» **The data**
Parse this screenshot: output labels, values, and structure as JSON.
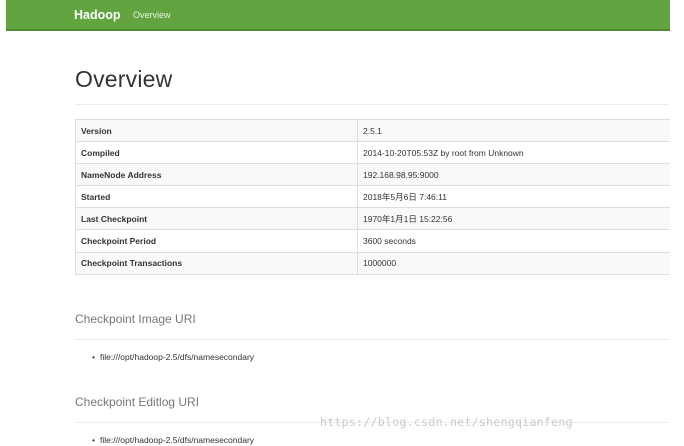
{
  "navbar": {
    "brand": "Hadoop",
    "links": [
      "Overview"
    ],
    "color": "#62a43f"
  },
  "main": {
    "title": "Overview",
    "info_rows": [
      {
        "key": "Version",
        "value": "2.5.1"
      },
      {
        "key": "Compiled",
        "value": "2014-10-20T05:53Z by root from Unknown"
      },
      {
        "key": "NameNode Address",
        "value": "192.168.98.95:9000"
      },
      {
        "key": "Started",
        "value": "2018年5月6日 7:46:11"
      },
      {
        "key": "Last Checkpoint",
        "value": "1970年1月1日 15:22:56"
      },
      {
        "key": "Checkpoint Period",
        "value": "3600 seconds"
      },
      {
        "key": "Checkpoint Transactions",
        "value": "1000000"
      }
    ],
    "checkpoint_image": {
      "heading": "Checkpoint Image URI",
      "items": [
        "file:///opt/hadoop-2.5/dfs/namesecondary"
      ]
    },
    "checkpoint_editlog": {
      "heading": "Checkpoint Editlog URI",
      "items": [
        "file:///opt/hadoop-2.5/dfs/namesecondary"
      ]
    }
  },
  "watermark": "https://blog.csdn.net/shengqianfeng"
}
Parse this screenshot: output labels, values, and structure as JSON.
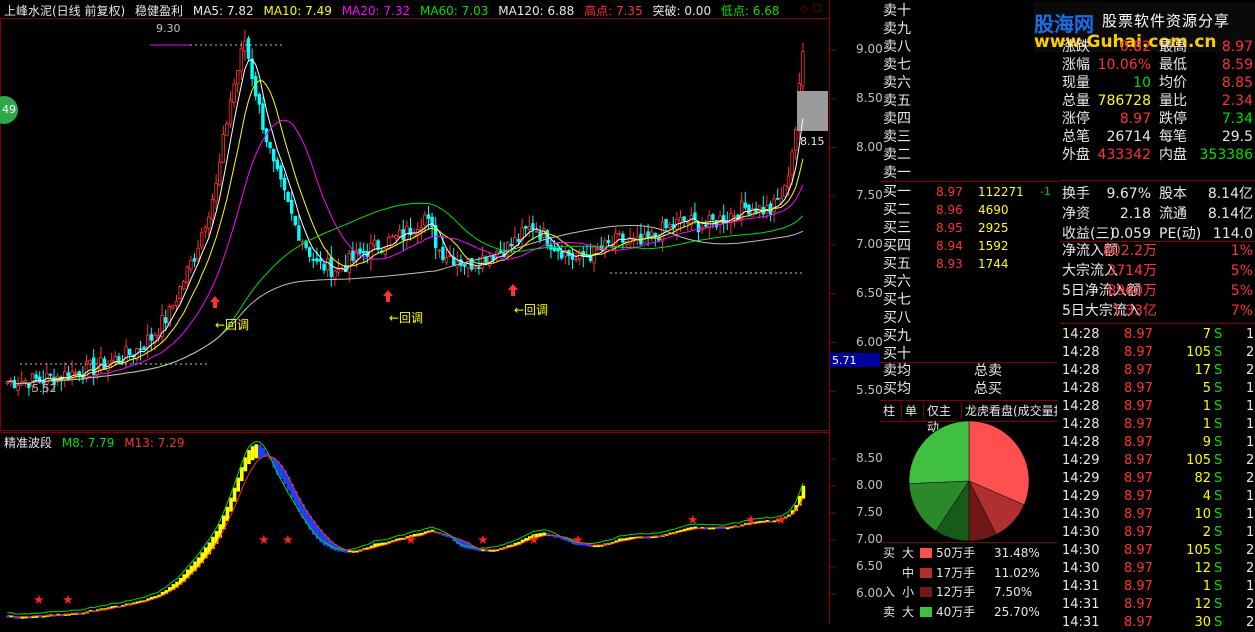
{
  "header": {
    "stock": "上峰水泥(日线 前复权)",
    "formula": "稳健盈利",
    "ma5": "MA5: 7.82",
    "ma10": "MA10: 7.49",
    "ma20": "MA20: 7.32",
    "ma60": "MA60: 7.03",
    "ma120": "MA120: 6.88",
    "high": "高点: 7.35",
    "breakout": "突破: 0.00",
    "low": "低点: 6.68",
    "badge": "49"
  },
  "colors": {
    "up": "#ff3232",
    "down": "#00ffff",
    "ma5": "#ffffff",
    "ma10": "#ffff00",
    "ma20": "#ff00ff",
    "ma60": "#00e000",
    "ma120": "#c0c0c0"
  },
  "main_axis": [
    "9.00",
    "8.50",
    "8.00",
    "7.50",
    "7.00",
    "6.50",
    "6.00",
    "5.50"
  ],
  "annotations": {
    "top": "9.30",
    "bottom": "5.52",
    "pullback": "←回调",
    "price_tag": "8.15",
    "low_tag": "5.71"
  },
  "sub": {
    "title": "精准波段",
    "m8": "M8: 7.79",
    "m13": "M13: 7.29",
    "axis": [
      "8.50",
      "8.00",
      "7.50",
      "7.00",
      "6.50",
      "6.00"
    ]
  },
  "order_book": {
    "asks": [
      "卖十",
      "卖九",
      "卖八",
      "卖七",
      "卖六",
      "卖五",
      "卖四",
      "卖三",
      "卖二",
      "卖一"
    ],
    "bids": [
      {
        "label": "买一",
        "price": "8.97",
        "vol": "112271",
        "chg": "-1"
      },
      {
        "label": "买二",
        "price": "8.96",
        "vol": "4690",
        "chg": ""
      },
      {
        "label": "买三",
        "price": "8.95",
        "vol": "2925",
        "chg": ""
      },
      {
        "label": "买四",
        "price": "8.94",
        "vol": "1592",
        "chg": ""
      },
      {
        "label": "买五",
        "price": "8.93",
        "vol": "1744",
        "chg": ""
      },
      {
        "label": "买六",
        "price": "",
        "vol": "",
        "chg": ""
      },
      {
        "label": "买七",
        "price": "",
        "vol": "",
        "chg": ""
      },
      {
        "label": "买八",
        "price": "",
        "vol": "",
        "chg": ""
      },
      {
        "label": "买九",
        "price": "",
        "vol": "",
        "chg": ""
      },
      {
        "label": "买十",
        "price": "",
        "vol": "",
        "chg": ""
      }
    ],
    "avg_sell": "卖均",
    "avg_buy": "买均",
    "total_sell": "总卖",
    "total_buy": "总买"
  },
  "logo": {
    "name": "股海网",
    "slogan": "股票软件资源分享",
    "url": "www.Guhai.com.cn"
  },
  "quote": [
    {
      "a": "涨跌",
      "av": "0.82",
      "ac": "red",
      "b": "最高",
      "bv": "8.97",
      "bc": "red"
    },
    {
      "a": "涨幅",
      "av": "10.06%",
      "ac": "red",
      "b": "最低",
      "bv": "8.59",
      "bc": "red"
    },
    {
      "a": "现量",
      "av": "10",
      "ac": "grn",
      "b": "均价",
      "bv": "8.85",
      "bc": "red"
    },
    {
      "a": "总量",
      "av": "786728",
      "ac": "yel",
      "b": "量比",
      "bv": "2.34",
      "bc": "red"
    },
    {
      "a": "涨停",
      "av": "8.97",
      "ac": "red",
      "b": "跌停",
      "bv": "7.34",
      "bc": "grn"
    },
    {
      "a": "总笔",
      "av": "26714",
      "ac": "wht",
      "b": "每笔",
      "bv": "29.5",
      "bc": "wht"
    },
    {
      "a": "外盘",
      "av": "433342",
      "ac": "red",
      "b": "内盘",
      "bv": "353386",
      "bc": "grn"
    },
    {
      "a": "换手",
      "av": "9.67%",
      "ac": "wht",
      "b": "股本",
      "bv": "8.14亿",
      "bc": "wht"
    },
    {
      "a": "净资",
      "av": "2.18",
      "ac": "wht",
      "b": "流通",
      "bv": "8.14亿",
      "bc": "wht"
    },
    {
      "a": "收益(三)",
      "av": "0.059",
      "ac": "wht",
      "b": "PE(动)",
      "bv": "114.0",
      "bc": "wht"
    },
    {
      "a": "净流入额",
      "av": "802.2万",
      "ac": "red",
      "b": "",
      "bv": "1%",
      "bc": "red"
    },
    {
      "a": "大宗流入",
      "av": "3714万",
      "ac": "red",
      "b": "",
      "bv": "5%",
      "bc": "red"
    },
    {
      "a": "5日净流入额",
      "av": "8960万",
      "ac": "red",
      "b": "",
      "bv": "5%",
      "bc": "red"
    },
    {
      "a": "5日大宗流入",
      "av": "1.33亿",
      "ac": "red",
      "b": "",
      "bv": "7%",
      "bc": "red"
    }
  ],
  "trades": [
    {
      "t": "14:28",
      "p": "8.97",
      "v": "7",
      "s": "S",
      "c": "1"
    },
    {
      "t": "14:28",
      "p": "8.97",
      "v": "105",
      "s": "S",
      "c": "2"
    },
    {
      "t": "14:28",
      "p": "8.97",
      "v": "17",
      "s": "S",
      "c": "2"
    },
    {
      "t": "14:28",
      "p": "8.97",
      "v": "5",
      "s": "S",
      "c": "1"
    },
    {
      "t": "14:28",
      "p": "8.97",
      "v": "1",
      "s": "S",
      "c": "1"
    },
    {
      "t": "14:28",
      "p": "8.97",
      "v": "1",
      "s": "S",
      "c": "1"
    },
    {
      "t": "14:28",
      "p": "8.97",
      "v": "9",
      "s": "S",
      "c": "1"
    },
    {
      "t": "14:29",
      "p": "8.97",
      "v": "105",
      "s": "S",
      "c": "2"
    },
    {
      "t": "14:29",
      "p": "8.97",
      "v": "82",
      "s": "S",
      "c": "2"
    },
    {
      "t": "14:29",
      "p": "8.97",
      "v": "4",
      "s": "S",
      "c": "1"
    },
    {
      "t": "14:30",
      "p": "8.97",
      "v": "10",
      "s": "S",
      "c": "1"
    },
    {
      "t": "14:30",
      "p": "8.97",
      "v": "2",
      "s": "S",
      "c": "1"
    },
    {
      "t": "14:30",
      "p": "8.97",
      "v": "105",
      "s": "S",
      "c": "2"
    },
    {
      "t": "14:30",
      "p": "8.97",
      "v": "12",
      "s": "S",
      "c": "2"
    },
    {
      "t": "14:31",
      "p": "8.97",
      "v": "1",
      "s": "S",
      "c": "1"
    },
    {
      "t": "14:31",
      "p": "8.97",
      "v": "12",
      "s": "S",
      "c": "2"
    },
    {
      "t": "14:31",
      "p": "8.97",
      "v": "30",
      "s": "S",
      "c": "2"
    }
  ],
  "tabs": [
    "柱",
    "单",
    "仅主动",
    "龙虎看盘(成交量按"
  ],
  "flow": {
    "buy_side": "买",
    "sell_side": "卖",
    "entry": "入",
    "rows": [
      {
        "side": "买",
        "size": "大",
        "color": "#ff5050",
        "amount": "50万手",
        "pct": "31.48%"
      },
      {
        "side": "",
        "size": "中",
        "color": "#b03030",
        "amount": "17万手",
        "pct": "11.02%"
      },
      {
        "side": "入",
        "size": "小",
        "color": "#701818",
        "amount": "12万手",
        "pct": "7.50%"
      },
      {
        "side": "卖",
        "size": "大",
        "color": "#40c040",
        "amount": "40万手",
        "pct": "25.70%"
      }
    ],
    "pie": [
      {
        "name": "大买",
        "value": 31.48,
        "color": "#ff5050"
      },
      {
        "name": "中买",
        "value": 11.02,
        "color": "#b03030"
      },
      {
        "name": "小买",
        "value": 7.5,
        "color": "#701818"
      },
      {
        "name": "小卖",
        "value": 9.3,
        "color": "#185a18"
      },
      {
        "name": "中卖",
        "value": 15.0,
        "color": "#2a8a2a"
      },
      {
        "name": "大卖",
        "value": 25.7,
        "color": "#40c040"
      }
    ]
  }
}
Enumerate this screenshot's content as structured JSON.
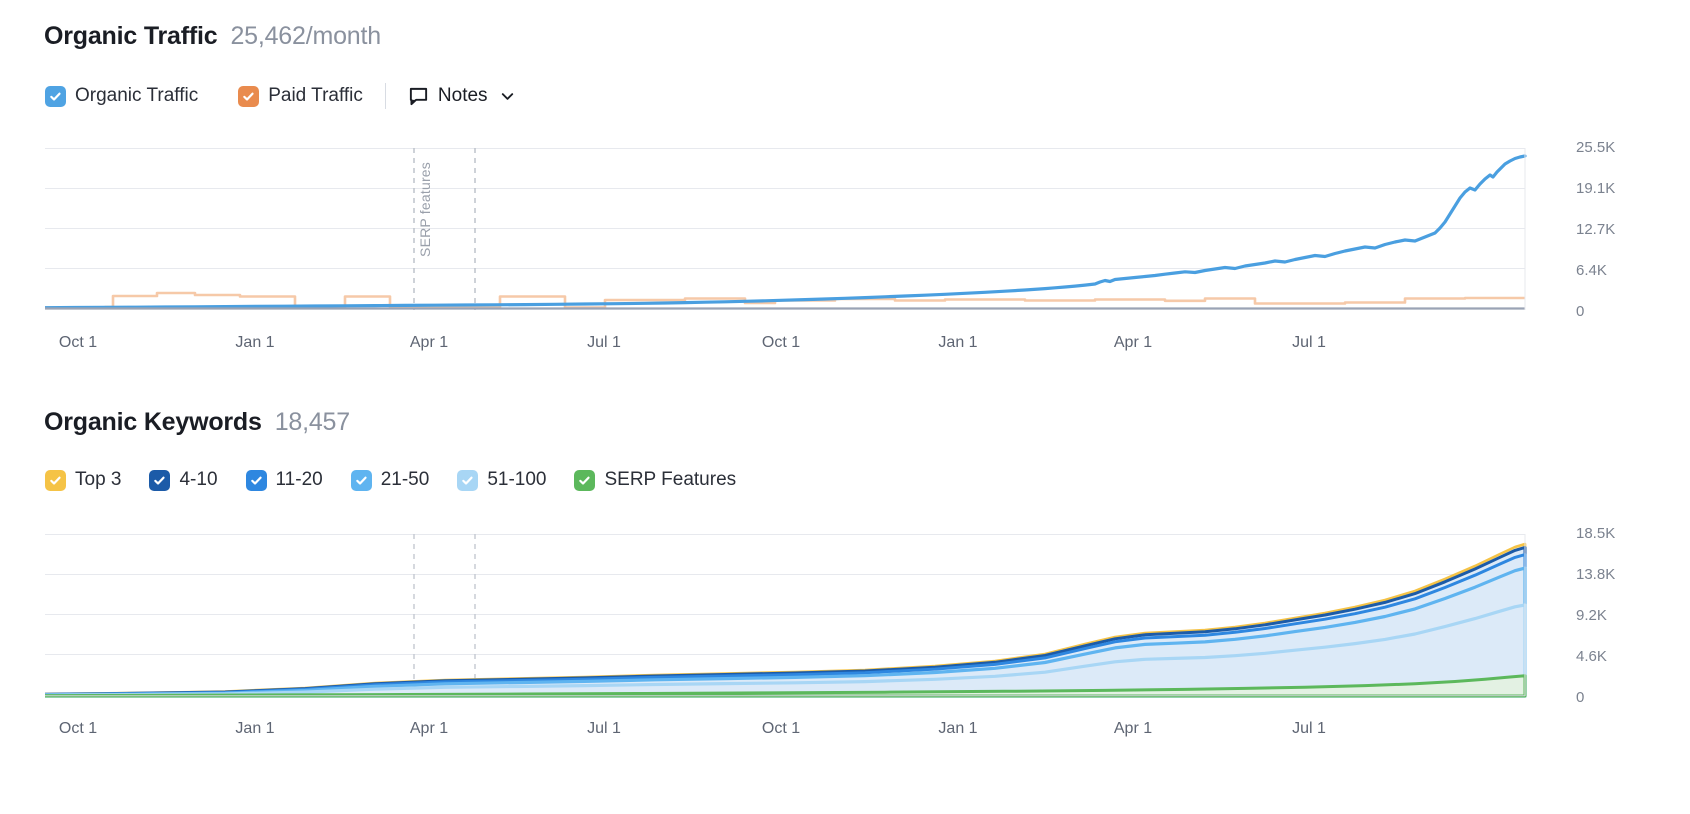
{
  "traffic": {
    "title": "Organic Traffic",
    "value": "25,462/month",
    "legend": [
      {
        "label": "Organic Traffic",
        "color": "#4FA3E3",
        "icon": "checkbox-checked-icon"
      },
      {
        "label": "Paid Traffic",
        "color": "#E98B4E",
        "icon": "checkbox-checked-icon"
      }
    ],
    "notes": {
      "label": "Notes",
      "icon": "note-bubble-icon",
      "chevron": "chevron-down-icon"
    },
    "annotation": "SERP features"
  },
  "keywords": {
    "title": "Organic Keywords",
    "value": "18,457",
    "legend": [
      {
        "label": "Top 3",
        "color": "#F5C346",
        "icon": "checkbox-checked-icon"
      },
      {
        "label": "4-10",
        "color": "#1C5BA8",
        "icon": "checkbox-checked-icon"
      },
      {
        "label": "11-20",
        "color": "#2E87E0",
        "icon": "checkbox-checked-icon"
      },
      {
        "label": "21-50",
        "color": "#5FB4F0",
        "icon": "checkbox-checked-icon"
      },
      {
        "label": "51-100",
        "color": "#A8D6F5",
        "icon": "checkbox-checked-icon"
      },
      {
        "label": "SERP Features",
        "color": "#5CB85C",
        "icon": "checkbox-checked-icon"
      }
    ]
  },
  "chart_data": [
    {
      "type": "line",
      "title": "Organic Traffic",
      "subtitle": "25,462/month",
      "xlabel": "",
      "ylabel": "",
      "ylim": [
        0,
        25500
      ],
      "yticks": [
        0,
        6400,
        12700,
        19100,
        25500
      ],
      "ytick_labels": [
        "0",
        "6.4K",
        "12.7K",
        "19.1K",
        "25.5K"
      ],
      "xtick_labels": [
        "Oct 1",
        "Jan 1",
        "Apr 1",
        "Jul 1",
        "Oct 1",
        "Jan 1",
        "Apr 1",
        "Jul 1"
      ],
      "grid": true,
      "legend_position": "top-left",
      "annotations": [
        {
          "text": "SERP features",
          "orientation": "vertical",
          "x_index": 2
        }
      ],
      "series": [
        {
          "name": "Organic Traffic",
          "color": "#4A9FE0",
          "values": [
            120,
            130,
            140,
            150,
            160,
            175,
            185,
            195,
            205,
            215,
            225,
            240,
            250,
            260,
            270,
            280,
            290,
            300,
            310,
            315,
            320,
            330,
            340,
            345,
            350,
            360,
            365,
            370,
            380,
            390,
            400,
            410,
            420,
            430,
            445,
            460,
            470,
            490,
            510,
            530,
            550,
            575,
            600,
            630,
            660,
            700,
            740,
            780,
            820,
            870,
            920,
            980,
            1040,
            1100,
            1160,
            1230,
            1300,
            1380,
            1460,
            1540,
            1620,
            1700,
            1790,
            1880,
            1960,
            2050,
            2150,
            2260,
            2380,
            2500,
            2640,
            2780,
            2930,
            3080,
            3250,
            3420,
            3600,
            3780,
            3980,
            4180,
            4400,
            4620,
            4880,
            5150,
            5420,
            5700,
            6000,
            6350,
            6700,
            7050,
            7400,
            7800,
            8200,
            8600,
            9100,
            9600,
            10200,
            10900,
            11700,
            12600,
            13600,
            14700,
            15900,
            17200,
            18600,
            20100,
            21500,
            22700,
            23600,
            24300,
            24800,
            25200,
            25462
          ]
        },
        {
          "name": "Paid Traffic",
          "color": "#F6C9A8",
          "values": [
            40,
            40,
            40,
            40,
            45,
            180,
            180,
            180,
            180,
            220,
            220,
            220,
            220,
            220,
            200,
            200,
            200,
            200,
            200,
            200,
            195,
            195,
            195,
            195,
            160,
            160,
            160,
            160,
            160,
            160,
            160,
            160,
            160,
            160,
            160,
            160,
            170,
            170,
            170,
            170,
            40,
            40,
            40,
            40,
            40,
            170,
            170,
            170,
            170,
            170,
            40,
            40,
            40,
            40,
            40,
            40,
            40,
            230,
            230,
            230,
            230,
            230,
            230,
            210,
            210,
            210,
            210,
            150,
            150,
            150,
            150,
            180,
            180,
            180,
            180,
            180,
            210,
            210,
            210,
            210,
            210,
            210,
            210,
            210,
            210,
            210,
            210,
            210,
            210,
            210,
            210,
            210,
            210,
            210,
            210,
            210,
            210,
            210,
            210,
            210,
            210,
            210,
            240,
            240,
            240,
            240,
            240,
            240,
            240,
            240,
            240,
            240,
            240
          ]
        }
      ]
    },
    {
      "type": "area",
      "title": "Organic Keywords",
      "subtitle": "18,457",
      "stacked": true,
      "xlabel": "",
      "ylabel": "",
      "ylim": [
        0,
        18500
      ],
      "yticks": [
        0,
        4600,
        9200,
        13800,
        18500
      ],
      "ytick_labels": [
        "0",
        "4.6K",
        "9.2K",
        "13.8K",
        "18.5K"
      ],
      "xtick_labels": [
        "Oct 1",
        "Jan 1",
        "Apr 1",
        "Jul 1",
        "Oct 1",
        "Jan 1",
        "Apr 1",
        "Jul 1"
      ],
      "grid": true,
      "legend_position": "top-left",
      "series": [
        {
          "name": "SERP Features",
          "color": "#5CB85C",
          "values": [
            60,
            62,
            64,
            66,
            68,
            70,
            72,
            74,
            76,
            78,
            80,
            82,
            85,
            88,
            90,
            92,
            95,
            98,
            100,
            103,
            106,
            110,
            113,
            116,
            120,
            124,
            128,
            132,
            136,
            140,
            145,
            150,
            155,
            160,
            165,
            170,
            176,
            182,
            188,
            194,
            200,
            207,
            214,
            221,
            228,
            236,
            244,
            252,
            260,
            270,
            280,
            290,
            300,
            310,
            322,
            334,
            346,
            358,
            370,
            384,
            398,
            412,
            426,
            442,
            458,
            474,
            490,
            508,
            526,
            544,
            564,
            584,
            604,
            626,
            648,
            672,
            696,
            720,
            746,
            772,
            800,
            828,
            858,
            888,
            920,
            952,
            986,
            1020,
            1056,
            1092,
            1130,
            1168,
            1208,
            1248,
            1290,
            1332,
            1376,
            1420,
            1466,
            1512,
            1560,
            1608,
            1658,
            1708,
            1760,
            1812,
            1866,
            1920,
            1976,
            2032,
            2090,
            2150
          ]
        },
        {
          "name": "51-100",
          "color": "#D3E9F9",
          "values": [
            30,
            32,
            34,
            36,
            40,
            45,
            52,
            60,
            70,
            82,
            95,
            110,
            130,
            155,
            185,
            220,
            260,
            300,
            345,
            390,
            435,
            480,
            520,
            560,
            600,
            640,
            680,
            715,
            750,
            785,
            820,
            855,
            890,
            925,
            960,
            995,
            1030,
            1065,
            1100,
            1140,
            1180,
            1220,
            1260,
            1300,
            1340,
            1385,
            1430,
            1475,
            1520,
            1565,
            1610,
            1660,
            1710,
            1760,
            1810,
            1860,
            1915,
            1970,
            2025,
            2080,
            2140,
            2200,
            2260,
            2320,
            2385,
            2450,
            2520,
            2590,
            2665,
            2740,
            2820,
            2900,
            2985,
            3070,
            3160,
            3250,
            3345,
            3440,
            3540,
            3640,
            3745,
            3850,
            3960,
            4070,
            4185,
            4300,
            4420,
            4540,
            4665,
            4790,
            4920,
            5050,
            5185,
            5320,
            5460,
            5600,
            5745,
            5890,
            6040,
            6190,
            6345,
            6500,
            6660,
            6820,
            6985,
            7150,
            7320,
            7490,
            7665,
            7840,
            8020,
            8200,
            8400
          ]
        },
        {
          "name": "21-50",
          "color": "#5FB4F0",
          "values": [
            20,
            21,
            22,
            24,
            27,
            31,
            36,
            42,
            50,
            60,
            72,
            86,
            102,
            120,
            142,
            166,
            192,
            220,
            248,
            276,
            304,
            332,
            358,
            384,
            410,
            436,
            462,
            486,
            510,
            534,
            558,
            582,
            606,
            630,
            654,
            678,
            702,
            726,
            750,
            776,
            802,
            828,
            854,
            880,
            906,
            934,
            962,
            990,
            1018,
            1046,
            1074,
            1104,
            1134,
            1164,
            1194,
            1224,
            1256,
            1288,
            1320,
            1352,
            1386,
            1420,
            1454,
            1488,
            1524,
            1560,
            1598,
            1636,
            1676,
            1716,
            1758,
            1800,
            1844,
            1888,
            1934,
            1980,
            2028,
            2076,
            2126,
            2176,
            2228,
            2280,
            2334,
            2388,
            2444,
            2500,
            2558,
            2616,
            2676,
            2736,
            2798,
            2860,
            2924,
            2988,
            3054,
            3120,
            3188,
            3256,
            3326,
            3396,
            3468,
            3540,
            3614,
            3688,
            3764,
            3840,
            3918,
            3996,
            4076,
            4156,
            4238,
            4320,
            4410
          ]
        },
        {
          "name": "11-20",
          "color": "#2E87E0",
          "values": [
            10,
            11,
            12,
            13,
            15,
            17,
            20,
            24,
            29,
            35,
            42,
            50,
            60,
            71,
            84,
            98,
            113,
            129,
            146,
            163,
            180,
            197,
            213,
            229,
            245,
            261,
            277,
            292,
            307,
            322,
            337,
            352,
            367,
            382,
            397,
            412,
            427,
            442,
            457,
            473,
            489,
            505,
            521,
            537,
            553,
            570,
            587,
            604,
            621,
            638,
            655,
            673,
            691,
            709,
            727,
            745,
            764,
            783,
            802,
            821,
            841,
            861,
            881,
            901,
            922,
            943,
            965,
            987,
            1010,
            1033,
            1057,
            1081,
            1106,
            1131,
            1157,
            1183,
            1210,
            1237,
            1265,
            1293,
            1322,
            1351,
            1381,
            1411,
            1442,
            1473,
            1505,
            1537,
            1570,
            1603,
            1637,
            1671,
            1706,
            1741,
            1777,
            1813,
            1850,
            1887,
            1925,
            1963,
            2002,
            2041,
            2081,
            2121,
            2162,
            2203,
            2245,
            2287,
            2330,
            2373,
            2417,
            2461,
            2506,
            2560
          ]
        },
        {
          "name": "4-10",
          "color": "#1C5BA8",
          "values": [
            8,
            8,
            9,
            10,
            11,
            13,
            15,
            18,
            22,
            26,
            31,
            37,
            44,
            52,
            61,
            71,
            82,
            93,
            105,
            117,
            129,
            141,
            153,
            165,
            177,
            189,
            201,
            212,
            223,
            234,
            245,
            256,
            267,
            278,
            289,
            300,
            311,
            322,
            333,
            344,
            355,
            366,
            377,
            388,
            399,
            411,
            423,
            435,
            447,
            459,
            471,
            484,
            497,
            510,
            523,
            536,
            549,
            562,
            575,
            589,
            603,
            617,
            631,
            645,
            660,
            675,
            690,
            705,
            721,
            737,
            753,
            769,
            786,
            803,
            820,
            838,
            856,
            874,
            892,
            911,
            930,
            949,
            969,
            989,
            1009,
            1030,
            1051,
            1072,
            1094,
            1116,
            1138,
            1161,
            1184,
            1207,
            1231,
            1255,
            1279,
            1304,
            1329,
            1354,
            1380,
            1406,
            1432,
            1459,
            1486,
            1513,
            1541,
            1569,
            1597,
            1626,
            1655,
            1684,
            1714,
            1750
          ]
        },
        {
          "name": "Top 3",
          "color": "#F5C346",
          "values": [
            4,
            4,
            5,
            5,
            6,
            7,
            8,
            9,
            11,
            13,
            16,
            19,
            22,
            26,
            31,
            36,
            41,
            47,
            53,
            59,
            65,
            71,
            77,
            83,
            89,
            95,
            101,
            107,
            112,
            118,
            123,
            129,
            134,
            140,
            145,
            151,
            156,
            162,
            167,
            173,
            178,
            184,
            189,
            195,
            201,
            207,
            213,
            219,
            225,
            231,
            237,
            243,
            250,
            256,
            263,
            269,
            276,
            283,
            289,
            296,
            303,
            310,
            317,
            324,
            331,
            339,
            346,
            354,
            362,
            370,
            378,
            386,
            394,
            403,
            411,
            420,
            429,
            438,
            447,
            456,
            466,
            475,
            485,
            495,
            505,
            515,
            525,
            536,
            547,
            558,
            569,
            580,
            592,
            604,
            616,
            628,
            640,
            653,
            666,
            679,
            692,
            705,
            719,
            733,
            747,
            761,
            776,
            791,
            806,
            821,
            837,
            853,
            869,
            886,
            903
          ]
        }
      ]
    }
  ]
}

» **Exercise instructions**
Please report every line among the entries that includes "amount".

» **Task answer**
        "amount": "50万手",
        "amount": "17万手",
        "amount": "12万手",
        "amount": "40万手",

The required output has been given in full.